Type out the full set of entries again, unchanged.
[Extracted records]
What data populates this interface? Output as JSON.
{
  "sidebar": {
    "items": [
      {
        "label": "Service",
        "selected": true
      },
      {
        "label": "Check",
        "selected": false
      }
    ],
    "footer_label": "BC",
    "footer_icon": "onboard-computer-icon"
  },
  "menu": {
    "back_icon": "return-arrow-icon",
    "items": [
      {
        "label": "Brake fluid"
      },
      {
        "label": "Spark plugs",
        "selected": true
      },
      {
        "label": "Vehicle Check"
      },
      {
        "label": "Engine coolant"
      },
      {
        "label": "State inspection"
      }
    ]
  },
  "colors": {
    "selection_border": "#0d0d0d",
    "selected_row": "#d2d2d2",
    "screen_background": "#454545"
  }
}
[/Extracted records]
» **Reply**:
What data populates this interface? Output as JSON.
{
  "sidebar": {
    "items": [
      {
        "label": "Service",
        "selected": true
      },
      {
        "label": "Check",
        "selected": false
      }
    ],
    "footer_label": "BC",
    "footer_icon": "onboard-computer-icon"
  },
  "menu": {
    "back_icon": "return-arrow-icon",
    "items": [
      {
        "label": "Brake fluid"
      },
      {
        "label": "Spark plugs",
        "selected": true
      },
      {
        "label": "Vehicle Check"
      },
      {
        "label": "Engine coolant"
      },
      {
        "label": "State inspection"
      }
    ]
  },
  "colors": {
    "selection_border": "#0d0d0d",
    "selected_row": "#d2d2d2",
    "screen_background": "#454545"
  }
}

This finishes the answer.